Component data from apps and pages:
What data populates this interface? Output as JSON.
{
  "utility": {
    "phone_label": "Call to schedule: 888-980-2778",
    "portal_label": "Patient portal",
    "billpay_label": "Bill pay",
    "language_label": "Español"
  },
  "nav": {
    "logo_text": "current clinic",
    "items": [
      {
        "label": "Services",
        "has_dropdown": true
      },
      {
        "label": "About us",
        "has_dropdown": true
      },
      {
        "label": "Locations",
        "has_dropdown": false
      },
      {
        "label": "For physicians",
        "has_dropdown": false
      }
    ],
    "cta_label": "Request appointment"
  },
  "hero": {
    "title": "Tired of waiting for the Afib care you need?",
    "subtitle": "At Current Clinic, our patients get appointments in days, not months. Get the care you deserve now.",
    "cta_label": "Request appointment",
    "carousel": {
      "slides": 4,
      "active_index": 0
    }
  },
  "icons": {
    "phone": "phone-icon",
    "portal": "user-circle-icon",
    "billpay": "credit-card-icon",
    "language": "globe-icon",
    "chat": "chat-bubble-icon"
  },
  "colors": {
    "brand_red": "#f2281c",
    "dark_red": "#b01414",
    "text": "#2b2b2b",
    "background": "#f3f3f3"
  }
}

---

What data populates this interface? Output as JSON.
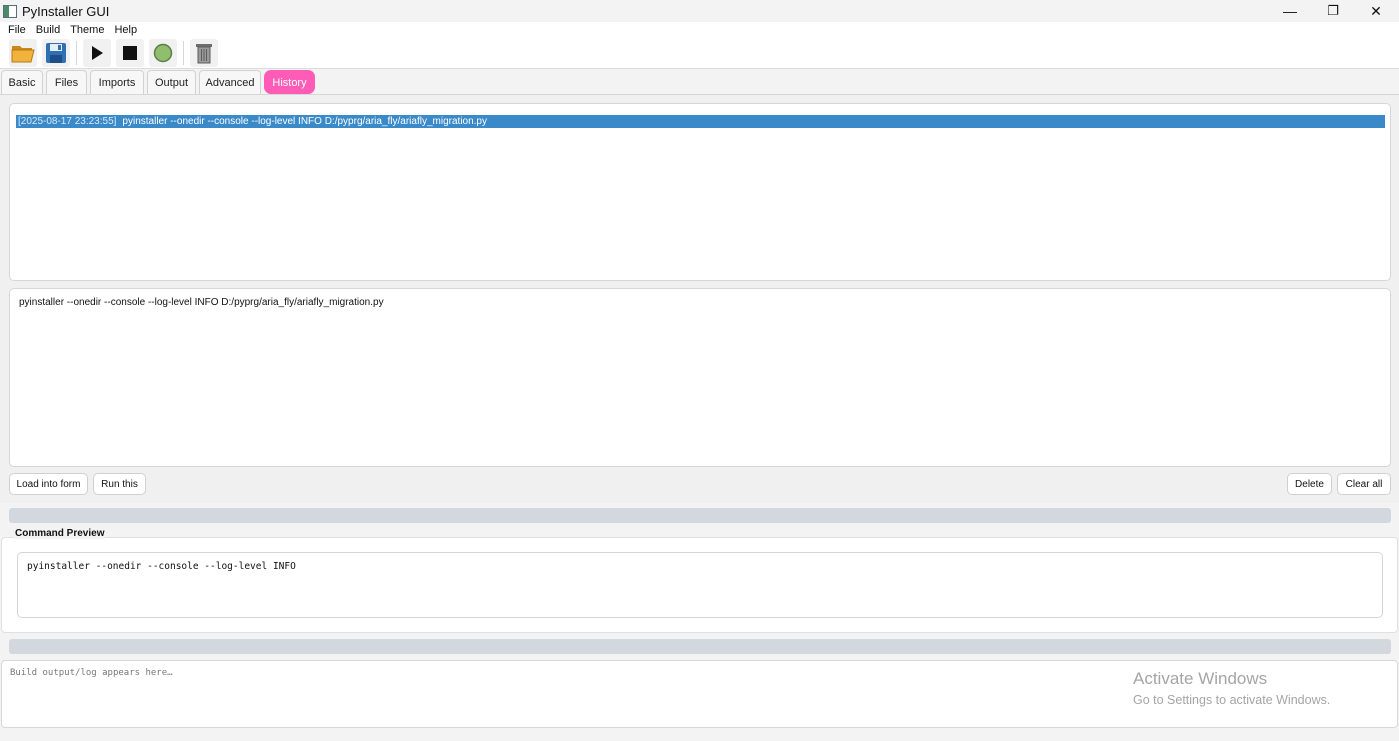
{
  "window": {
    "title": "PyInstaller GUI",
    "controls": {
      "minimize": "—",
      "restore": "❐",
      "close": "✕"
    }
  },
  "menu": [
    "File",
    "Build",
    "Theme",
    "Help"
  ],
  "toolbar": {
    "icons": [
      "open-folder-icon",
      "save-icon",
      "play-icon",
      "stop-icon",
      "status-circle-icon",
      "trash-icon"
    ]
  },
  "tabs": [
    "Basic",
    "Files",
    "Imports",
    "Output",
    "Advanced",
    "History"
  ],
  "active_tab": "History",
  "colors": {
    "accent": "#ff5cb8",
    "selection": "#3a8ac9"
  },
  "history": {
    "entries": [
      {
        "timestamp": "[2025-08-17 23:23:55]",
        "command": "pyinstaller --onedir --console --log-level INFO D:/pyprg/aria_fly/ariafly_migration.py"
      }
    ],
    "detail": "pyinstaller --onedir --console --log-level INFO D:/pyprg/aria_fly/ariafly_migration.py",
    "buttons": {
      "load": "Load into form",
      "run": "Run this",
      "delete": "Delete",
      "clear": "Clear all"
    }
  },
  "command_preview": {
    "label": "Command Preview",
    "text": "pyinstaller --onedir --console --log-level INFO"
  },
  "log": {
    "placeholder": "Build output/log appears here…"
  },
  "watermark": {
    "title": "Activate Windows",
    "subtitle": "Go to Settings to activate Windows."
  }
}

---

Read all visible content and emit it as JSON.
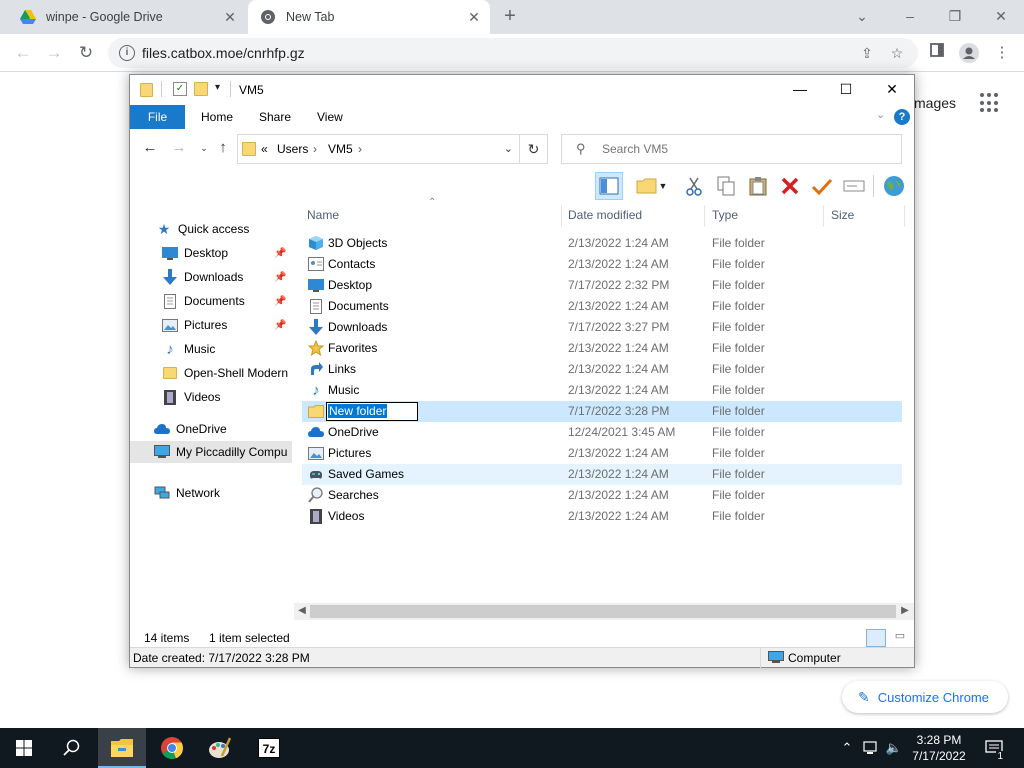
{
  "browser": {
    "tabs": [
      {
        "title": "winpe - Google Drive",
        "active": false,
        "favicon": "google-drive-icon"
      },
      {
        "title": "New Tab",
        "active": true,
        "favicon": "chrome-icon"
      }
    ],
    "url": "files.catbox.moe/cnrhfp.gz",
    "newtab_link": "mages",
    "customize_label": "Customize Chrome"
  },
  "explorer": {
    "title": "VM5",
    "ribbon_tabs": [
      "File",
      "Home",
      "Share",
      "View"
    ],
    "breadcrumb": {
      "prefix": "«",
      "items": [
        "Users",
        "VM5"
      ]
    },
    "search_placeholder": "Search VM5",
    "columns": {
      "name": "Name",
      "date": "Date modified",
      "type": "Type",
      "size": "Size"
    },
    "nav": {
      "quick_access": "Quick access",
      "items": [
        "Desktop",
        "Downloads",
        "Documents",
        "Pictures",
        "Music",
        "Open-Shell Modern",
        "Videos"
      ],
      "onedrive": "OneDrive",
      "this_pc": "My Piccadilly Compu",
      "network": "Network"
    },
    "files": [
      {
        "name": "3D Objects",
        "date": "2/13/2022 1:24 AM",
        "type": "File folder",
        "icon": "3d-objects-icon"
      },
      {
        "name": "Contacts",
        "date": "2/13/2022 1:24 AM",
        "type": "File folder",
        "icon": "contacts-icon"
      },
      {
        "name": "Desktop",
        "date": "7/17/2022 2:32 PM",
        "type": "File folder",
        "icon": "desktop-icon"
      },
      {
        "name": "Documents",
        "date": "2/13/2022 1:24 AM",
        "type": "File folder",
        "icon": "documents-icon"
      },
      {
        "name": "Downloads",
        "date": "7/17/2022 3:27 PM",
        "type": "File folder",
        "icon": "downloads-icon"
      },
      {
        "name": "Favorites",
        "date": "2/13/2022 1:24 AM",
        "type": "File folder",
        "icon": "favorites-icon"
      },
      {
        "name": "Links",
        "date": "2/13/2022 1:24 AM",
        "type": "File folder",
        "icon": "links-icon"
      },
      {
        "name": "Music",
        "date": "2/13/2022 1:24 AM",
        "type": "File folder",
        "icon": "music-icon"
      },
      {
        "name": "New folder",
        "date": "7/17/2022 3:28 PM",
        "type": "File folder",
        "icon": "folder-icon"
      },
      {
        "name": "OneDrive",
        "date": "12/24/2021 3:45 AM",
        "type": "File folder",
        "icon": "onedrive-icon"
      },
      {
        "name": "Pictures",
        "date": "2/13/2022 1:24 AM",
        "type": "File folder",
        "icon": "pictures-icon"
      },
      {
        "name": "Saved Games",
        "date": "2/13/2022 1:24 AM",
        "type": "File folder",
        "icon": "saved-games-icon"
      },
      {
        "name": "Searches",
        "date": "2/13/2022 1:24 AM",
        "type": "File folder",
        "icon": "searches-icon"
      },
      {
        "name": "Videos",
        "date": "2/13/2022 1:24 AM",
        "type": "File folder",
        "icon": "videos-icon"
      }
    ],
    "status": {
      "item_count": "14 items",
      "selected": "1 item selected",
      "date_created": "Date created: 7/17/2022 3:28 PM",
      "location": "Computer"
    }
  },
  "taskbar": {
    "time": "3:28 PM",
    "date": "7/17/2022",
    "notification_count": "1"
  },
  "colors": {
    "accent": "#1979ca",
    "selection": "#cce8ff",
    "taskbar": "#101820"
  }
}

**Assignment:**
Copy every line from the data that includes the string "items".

**Exercise solution:**
    "items": [
      "items": [
      "items": [
      "item_count": "14 items",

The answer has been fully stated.